Reproduce each entry exactly as it reads. Leave the images out.

[Entries from a dataset of interfaces]
=== Begin Enclosure ===
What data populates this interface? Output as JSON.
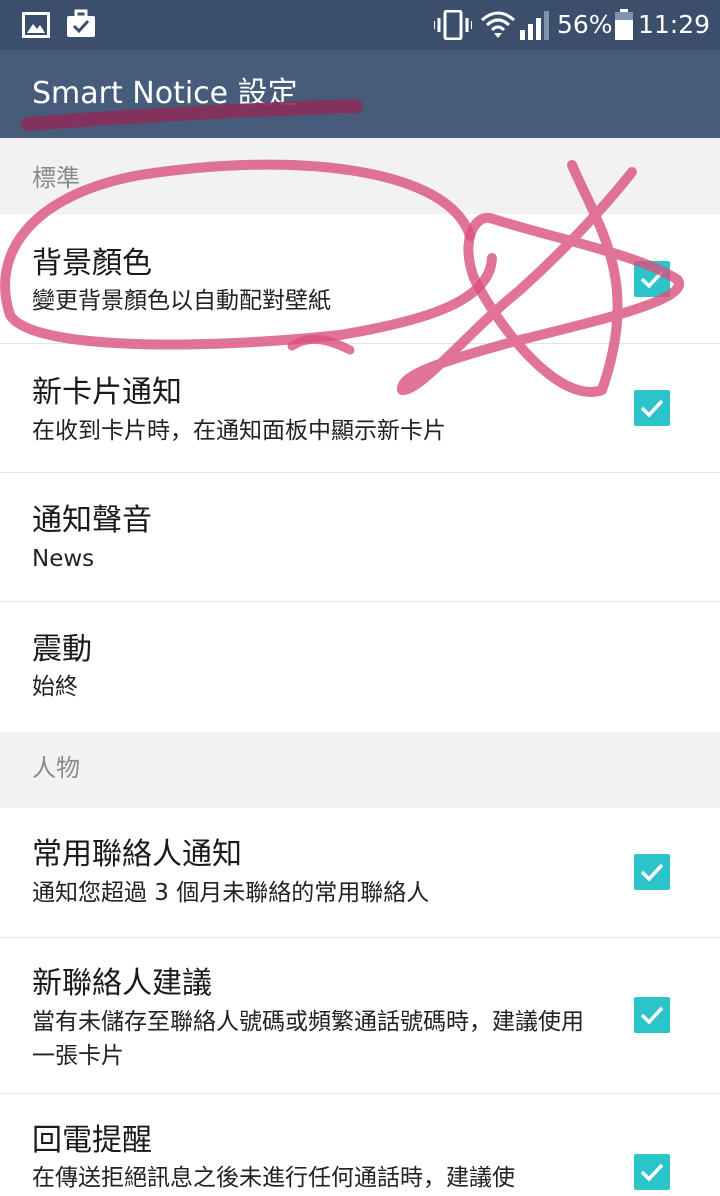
{
  "status_bar": {
    "battery_percent": "56%",
    "time": "11:29",
    "icons": [
      "image-icon",
      "briefcase-check-icon",
      "vibrate-icon",
      "wifi-icon",
      "cellular-signal-icon",
      "battery-icon"
    ]
  },
  "app_bar": {
    "title": "Smart Notice 設定"
  },
  "sections": [
    {
      "label": "標準",
      "items": [
        {
          "title": "背景顏色",
          "subtitle": "變更背景顏色以自動配對壁紙",
          "checked": true
        },
        {
          "title": "新卡片通知",
          "subtitle": "在收到卡片時，在通知面板中顯示新卡片",
          "checked": true
        },
        {
          "title": "通知聲音",
          "subtitle": "News"
        },
        {
          "title": "震動",
          "subtitle": "始終"
        }
      ]
    },
    {
      "label": "人物",
      "items": [
        {
          "title": "常用聯絡人通知",
          "subtitle": "通知您超過 3 個月未聯絡的常用聯絡人",
          "checked": true
        },
        {
          "title": "新聯絡人建議",
          "subtitle": "當有未儲存至聯絡人號碼或頻繁通話號碼時，建議使用一張卡片",
          "checked": true
        },
        {
          "title": "回電提醒",
          "subtitle": "在傳送拒絕訊息之後未進行任何通話時，建議使",
          "checked": true
        }
      ]
    }
  ],
  "colors": {
    "status_bar": "#3b4f6c",
    "app_bar": "#475c7a",
    "checkbox": "#2bc4c9",
    "section_bg": "#f2f2f2",
    "annotation_ink": "#d9507d"
  }
}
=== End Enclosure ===
- **Written solution**
What data populates this interface? Output as JSON.
{
  "status_bar": {
    "battery_percent": "56%",
    "time": "11:29",
    "icons": [
      "image-icon",
      "briefcase-check-icon",
      "vibrate-icon",
      "wifi-icon",
      "cellular-signal-icon",
      "battery-icon"
    ]
  },
  "app_bar": {
    "title": "Smart Notice 設定"
  },
  "sections": [
    {
      "label": "標準",
      "items": [
        {
          "title": "背景顏色",
          "subtitle": "變更背景顏色以自動配對壁紙",
          "checked": true
        },
        {
          "title": "新卡片通知",
          "subtitle": "在收到卡片時，在通知面板中顯示新卡片",
          "checked": true
        },
        {
          "title": "通知聲音",
          "subtitle": "News"
        },
        {
          "title": "震動",
          "subtitle": "始終"
        }
      ]
    },
    {
      "label": "人物",
      "items": [
        {
          "title": "常用聯絡人通知",
          "subtitle": "通知您超過 3 個月未聯絡的常用聯絡人",
          "checked": true
        },
        {
          "title": "新聯絡人建議",
          "subtitle": "當有未儲存至聯絡人號碼或頻繁通話號碼時，建議使用一張卡片",
          "checked": true
        },
        {
          "title": "回電提醒",
          "subtitle": "在傳送拒絕訊息之後未進行任何通話時，建議使",
          "checked": true
        }
      ]
    }
  ],
  "colors": {
    "status_bar": "#3b4f6c",
    "app_bar": "#475c7a",
    "checkbox": "#2bc4c9",
    "section_bg": "#f2f2f2",
    "annotation_ink": "#d9507d"
  }
}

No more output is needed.